:: What you have to do ::
Out of the records below, copy all lines in which the word "this" occurs.

:: Available data ::
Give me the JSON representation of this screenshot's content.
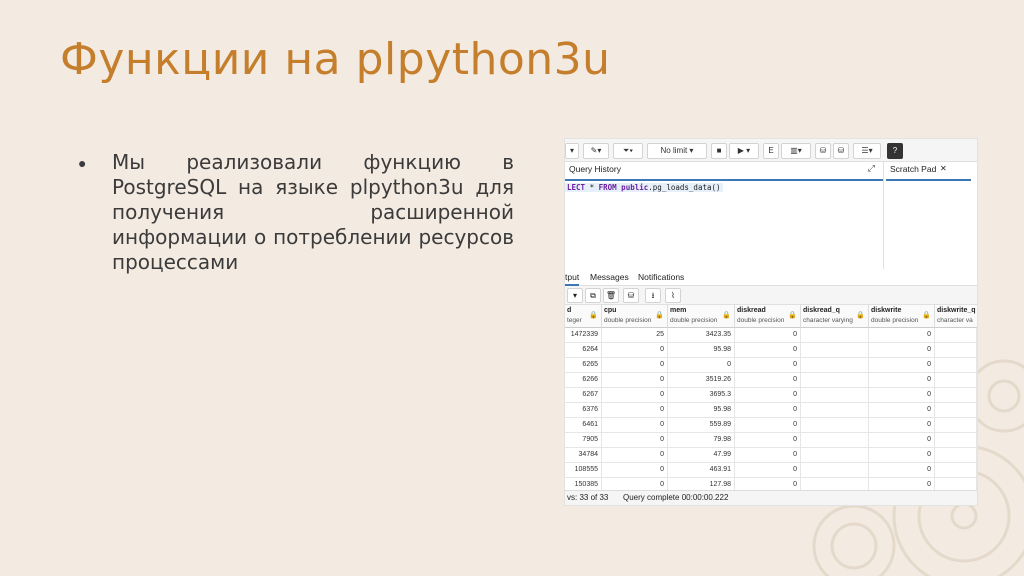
{
  "slide": {
    "title": "Функции на plpython3u",
    "bullet": "Мы реализовали функцию в PostgreSQL на языке plpython3u для получения расширенной информации о потреблении ресурсов процессами"
  },
  "screenshot": {
    "toolbar": {
      "limit_label": "No limit"
    },
    "query_history_label": "Query History",
    "scratch_pad_label": "Scratch Pad",
    "sql": {
      "kw1": "LECT",
      "star": " * ",
      "kw2": "FROM",
      "rest_kw": " public",
      "rest": ".pg_loads_data()"
    },
    "output_tabs": [
      "tput",
      "Messages",
      "Notifications"
    ],
    "columns": [
      {
        "name": "d",
        "type": "teger"
      },
      {
        "name": "cpu",
        "type": "double precision"
      },
      {
        "name": "mem",
        "type": "double precision"
      },
      {
        "name": "diskread",
        "type": "double precision"
      },
      {
        "name": "diskread_q",
        "type": "character varying"
      },
      {
        "name": "diskwrite",
        "type": "double precision"
      },
      {
        "name": "diskwrite_q",
        "type": "character va"
      }
    ],
    "rows": [
      [
        "1472339",
        "25",
        "3423.35",
        "0",
        "",
        "0",
        ""
      ],
      [
        "6264",
        "0",
        "95.98",
        "0",
        "",
        "0",
        ""
      ],
      [
        "6265",
        "0",
        "0",
        "0",
        "",
        "0",
        ""
      ],
      [
        "6266",
        "0",
        "3519.26",
        "0",
        "",
        "0",
        ""
      ],
      [
        "6267",
        "0",
        "3695.3",
        "0",
        "",
        "0",
        ""
      ],
      [
        "6376",
        "0",
        "95.98",
        "0",
        "",
        "0",
        ""
      ],
      [
        "6461",
        "0",
        "559.89",
        "0",
        "",
        "0",
        ""
      ],
      [
        "7905",
        "0",
        "79.98",
        "0",
        "",
        "0",
        ""
      ],
      [
        "34784",
        "0",
        "47.99",
        "0",
        "",
        "0",
        ""
      ],
      [
        "108555",
        "0",
        "463.91",
        "0",
        "",
        "0",
        ""
      ],
      [
        "150385",
        "0",
        "127.98",
        "0",
        "",
        "0",
        ""
      ]
    ],
    "status": {
      "rows_label": "vs: 33 of 33",
      "query_label": "Query complete 00:00:00.222"
    }
  }
}
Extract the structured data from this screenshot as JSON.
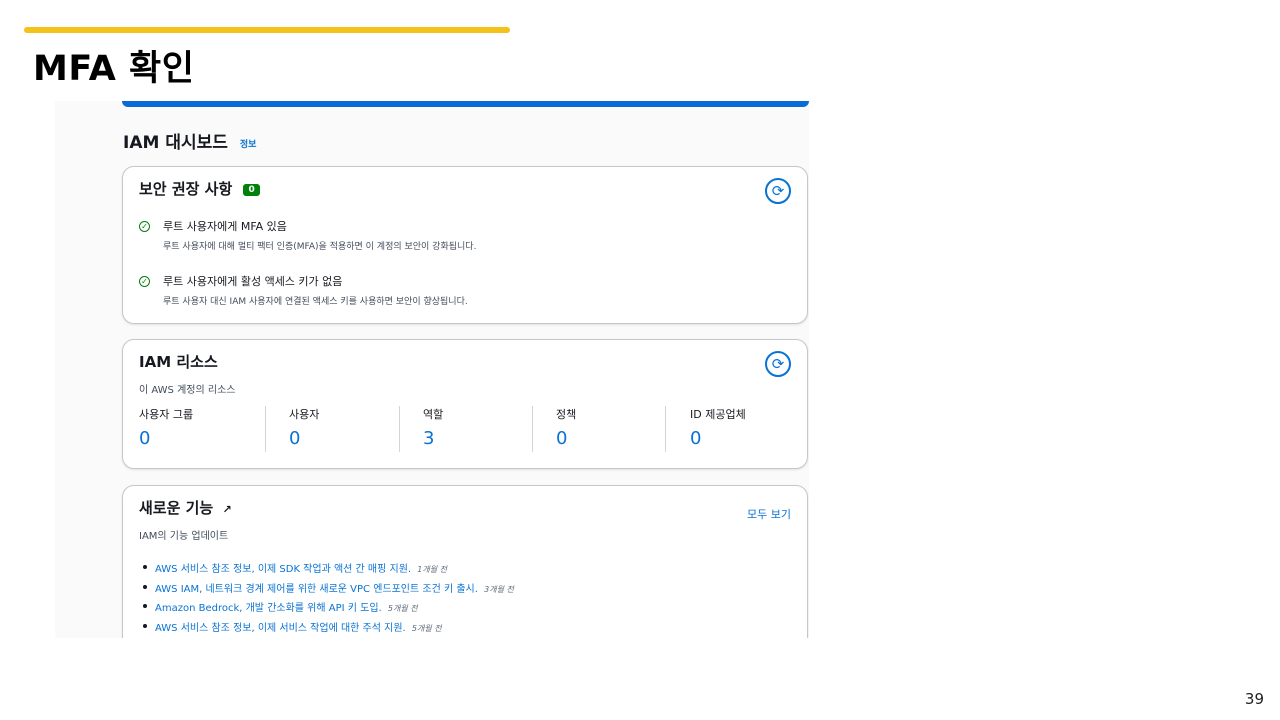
{
  "slide": {
    "title": "MFA 확인",
    "page_number": "39"
  },
  "dashboard": {
    "title": "IAM 대시보드",
    "info_link": "정보"
  },
  "security": {
    "title": "보안 권장 사항",
    "badge": "0",
    "items": [
      {
        "title": "루트 사용자에게 MFA 있음",
        "description": "루트 사용자에 대해 멀티 팩터 인증(MFA)을 적용하면 이 계정의 보안이 강화됩니다."
      },
      {
        "title": "루트 사용자에게 활성 액세스 키가 없음",
        "description": "루트 사용자 대신 IAM 사용자에 연결된 액세스 키를 사용하면 보안이 향상됩니다."
      }
    ]
  },
  "resources": {
    "title": "IAM 리소스",
    "subtitle": "이 AWS 계정의 리소스",
    "metrics": [
      {
        "label": "사용자 그룹",
        "value": "0"
      },
      {
        "label": "사용자",
        "value": "0"
      },
      {
        "label": "역할",
        "value": "3"
      },
      {
        "label": "정책",
        "value": "0"
      },
      {
        "label": "ID 제공업체",
        "value": "0"
      }
    ]
  },
  "whats_new": {
    "title": "새로운 기능",
    "subtitle": "IAM의 기능 업데이트",
    "view_all": "모두 보기",
    "items": [
      {
        "text": "AWS 서비스 참조 정보, 이제 SDK 작업과 액션 간 매핑 지원.",
        "time": "1개월 전"
      },
      {
        "text": "AWS IAM, 네트워크 경계 제어를 위한 새로운 VPC 엔드포인트 조건 키 출시.",
        "time": "3개월 전"
      },
      {
        "text": "Amazon Bedrock, 개발 간소화를 위해 API 키 도입.",
        "time": "5개월 전"
      },
      {
        "text": "AWS 서비스 참조 정보, 이제 서비스 작업에 대한 주석 지원.",
        "time": "5개월 전"
      }
    ]
  },
  "colors": {
    "slide_bar": "#f5c21b",
    "link": "#0972d3",
    "success": "#037f0c",
    "top_bar": "#0a6bd6"
  }
}
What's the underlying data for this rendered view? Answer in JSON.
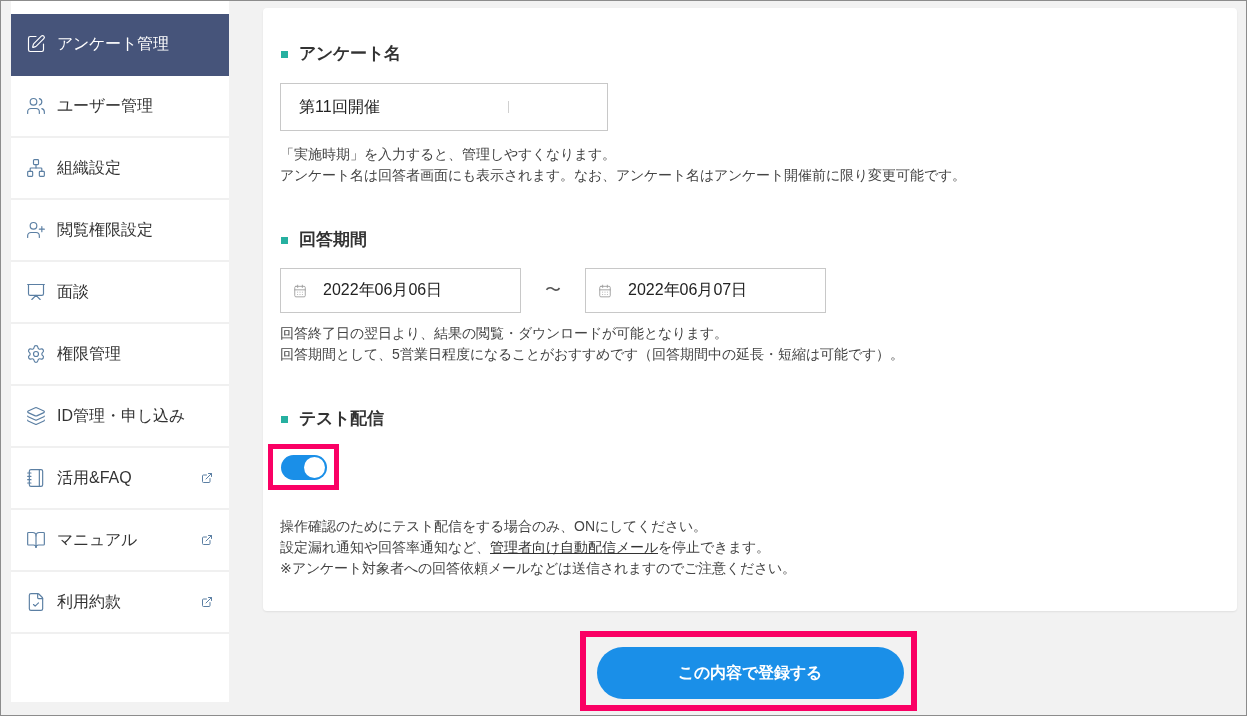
{
  "sidebar": {
    "items": [
      {
        "label": "アンケート管理",
        "selected": true,
        "external": false
      },
      {
        "label": "ユーザー管理",
        "selected": false,
        "external": false
      },
      {
        "label": "組織設定",
        "selected": false,
        "external": false
      },
      {
        "label": "閲覧権限設定",
        "selected": false,
        "external": false
      },
      {
        "label": "面談",
        "selected": false,
        "external": false
      },
      {
        "label": "権限管理",
        "selected": false,
        "external": false
      },
      {
        "label": "ID管理・申し込み",
        "selected": false,
        "external": false
      },
      {
        "label": "活用&FAQ",
        "selected": false,
        "external": true
      },
      {
        "label": "マニュアル",
        "selected": false,
        "external": true
      },
      {
        "label": "利用約款",
        "selected": false,
        "external": true
      }
    ]
  },
  "sections": [
    {
      "kind": "text-input",
      "heading": "アンケート名",
      "value": "第11回開催",
      "notes": [
        [
          {
            "kind": "text",
            "text": "「実施時期」を入力すると、管理しやすくなります。"
          }
        ],
        [
          {
            "kind": "text",
            "text": "アンケート名は回答者画面にも表示されます。なお、アンケート名はアンケート開催前に限り変更可能です。"
          }
        ]
      ]
    },
    {
      "kind": "date-range",
      "heading": "回答期間",
      "start": "2022年06月06日",
      "separator": "〜",
      "end": "2022年06月07日",
      "notes": [
        [
          {
            "kind": "text",
            "text": "回答終了日の翌日より、結果の閲覧・ダウンロードが可能となります。"
          }
        ],
        [
          {
            "kind": "text",
            "text": "回答期間として、5営業日程度になることがおすすめです（回答期間中の延長・短縮は可能です）。"
          }
        ]
      ]
    },
    {
      "kind": "toggle",
      "heading": "テスト配信",
      "on": true,
      "highlighted": true,
      "notes": [
        [
          {
            "kind": "text",
            "text": "操作確認のためにテスト配信をする場合のみ、ONにしてください。"
          }
        ],
        [
          {
            "kind": "text",
            "text": "設定漏れ通知や回答率通知など、"
          },
          {
            "kind": "link",
            "text": "管理者向け自動配信メール"
          },
          {
            "kind": "text",
            "text": "を停止できます。"
          }
        ],
        [
          {
            "kind": "text",
            "text": "※アンケート対象者への回答依頼メールなどは送信されますのでご注意ください。"
          }
        ]
      ]
    }
  ],
  "submit_button": {
    "label": "この内容で登録する",
    "highlighted": true
  }
}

:: Task solution ::
Give me the JSON representation of this screenshot's content.
Extract the structured data from this screenshot as JSON.
What's the underlying data for this rendered view? Answer in JSON.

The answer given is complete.